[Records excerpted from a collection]
■ ■ ■ ■ ■

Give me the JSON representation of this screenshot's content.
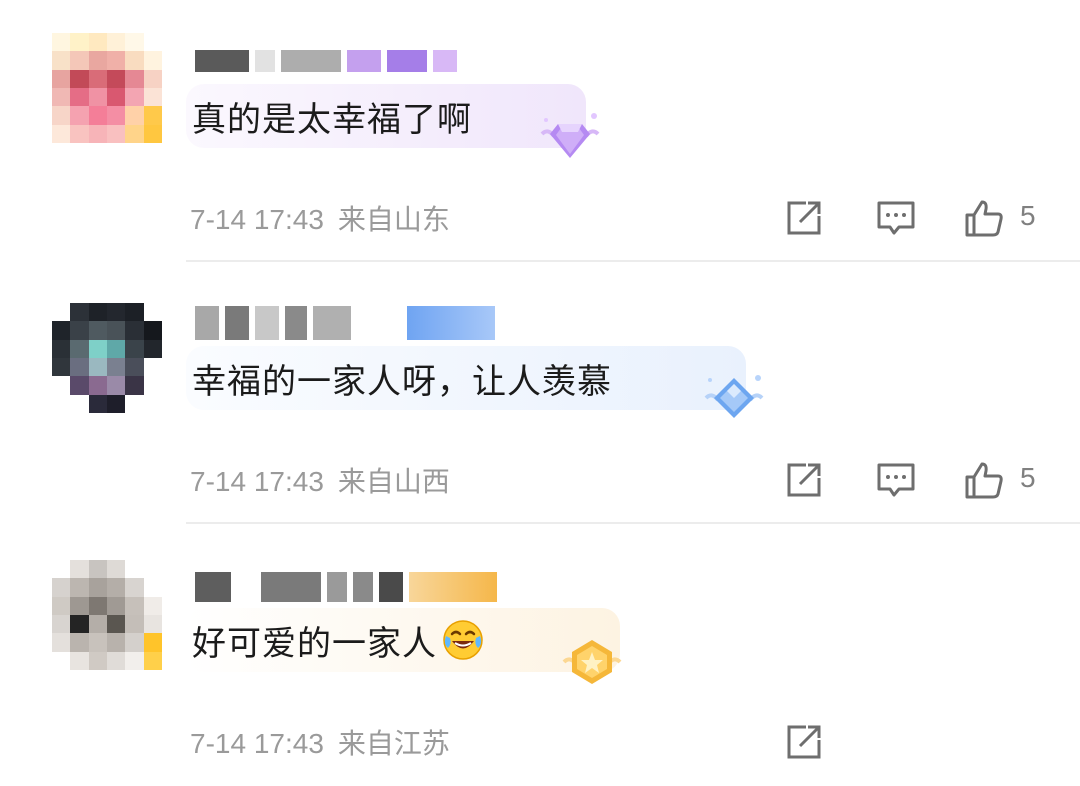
{
  "comments": [
    {
      "text": "真的是太幸福了啊",
      "time": "7-14 17:43",
      "location": "来自山东",
      "likes": "5",
      "badge_icon": "purple-gem-badge-icon",
      "bubble_color": "#f4eefb"
    },
    {
      "text": "幸福的一家人呀，让人羡慕",
      "time": "7-14 17:43",
      "location": "来自山西",
      "likes": "5",
      "badge_icon": "blue-diamond-badge-icon",
      "bubble_color": "#edf3fd"
    },
    {
      "text": "好可爱的一家人",
      "time": "7-14 17:43",
      "location": "来自江苏",
      "likes": "",
      "badge_icon": "gold-star-badge-icon",
      "bubble_color": "#fdf6ea"
    }
  ],
  "icons": {
    "share": "share-icon",
    "reply": "comment-icon",
    "like": "thumbs-up-icon",
    "laugh_emoji": "tears-of-joy-emoji-icon"
  },
  "colors": {
    "text": "#1b1b1b",
    "meta": "#9a9a9a",
    "icon": "#6e6e6e"
  }
}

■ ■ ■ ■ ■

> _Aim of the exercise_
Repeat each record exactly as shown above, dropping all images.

> _Finished task_
Give me the JSON representation of this screenshot's content.
{
  "comments": [
    {
      "text": "真的是太幸福了啊",
      "time": "7-14 17:43",
      "location": "来自山东",
      "likes": "5",
      "badge_icon": "purple-gem-badge-icon",
      "bubble_color": "#f4eefb"
    },
    {
      "text": "幸福的一家人呀，让人羡慕",
      "time": "7-14 17:43",
      "location": "来自山西",
      "likes": "5",
      "badge_icon": "blue-diamond-badge-icon",
      "bubble_color": "#edf3fd"
    },
    {
      "text": "好可爱的一家人",
      "time": "7-14 17:43",
      "location": "来自江苏",
      "likes": "",
      "badge_icon": "gold-star-badge-icon",
      "bubble_color": "#fdf6ea"
    }
  ],
  "icons": {
    "share": "share-icon",
    "reply": "comment-icon",
    "like": "thumbs-up-icon",
    "laugh_emoji": "tears-of-joy-emoji-icon"
  },
  "colors": {
    "text": "#1b1b1b",
    "meta": "#9a9a9a",
    "icon": "#6e6e6e"
  }
}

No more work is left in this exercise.